Anyone know the identity of Dr MacKinnon, pictured with Gardner and the pilot. Did he have a home in Baja? Was he a frequent visitor?



The harder I work, the luckier I get
View User's Profile View All Posts By User U2U Member
David K
Honored Nomad
*********


Avatar


Posts: 41023
Registered: 8-30-2002
Location: San Diego County
Member Is Offline

Mood: Have Baja Fever

posted on 3-7-2013 at 08:26 PM Reply With Quote


He was an Australian dentist who had an office in Santa Rosalia in the 1950's and 60's... for many years he traveled to the villages of central Baja to provide dental care. He had a foot powered drill!



"So Much Baja, So Little Time..."

Order the book about ALL 48 California Missions, glovebox friendly!: http://oldmissions.com
15 Day Baja adventure, July, 2012: http://forums.bajanomad.com/viewthread.php?tid=61576
My Baja web site to help plan your adventure: http://VivaBaja.com

Like and follow the Old Missions on Facebook: http://facebook.com/oldmissions
View User's Profile E-Mail User Visit User's Homepage View All Posts By User U2U Member
Barry A.
Select Nomad
*******




Posts: 8906
Registered: 11-30-2003
Location: Redding, Northern CA
Member Is Offline

Mood: optimistic

posted on 3-7-2013 at 11:44 PM Reply With Quote
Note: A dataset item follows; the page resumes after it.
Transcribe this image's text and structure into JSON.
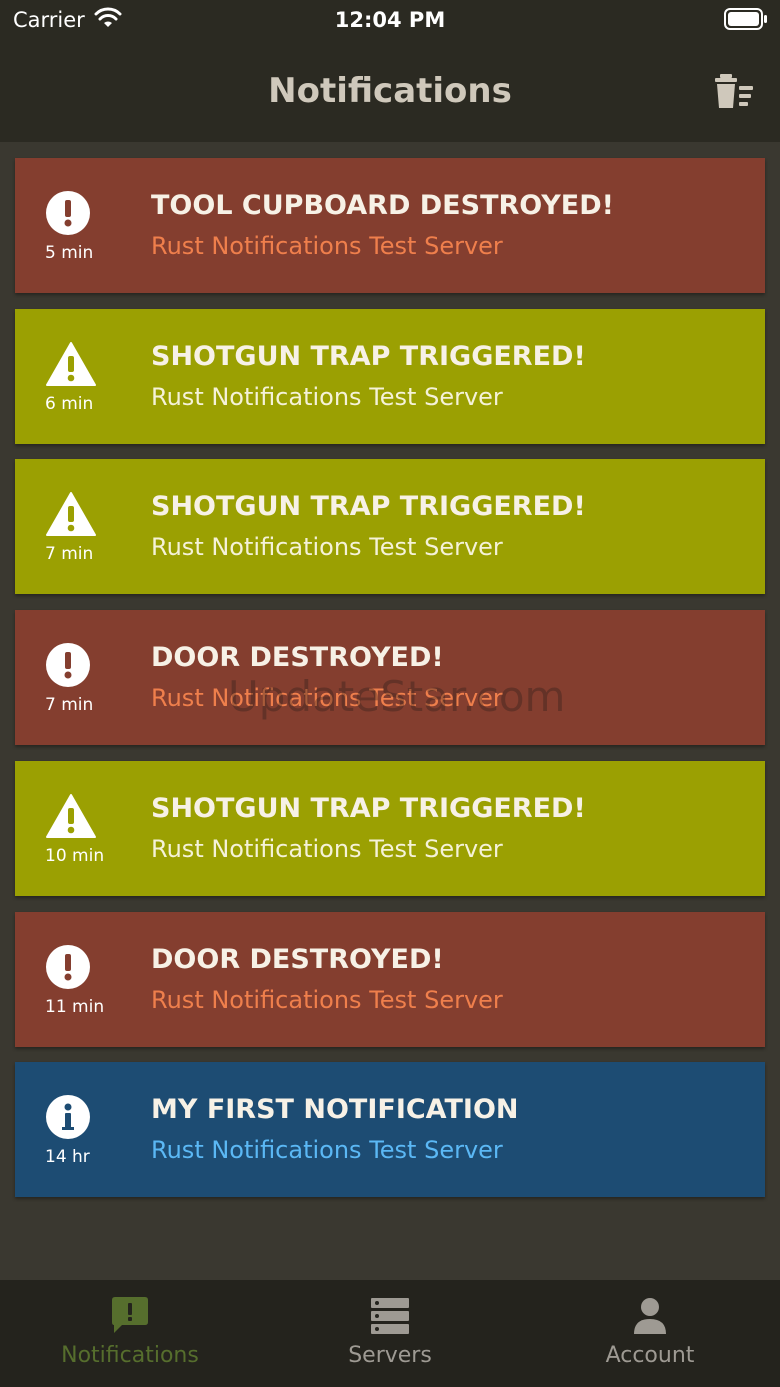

Quote:
Originally posted by Vince
Capt. Francisco Munoz was one of my heroes. I flew several times with him as a passenger in the early '60's to and from Mulege. He inspired me to get my own pilot's license and I did just that in 1974.


:O What?????? I always thought I was your "inspiration", Vince!!! I got my (commercial) pilots license in l965!!!! :P :lol:

Barry
View User's Profile View All Posts By User U2U Member
bacquito
Super Nomad
****




Posts: 1502
Registered: 3-7-2007
Member Is Offline

Mood: jubilado

posted on 3-8-2013 at 02:49 AM Reply With Quote


Interesting reading, thanks to all



bacquito
View User's Profile E-Mail User View All Posts By User U2U Member
Post new thread Poll:


Go To Top


Google
 
BajaNomad.com Web









All Content Copyright © 1997- Q87 International; All Rights Reserved.
Powered by XMB 1.9.1 Nexus; Developed By Aventure Media & The XMB Group © 2002-2004





"If it were lush and rich, one could understand the pull, but it is fierce and hostile and sullen. The stone mountains pile up to the sky and there is little fresh water. But we know we must go back if we live, and we don't know why." - Steinbeck, Log from the Sea of Cortez

 

"People don't care how much you know, until they know how much you care." - Ivan R. Misner, Ph.D

 

"You can easily judge the character of others by how they treat those who they think can do nothing for them or to them." - Malcolm Forbes







Thank you to Baja Bound Mexico Insurance Services for your long-term support of the BajaNomad.com Forums site.







Emergency Baja Contacts Include:

Desert Hawks; El Rosario-based ambulance transport; Emergency #: (616) 103-0262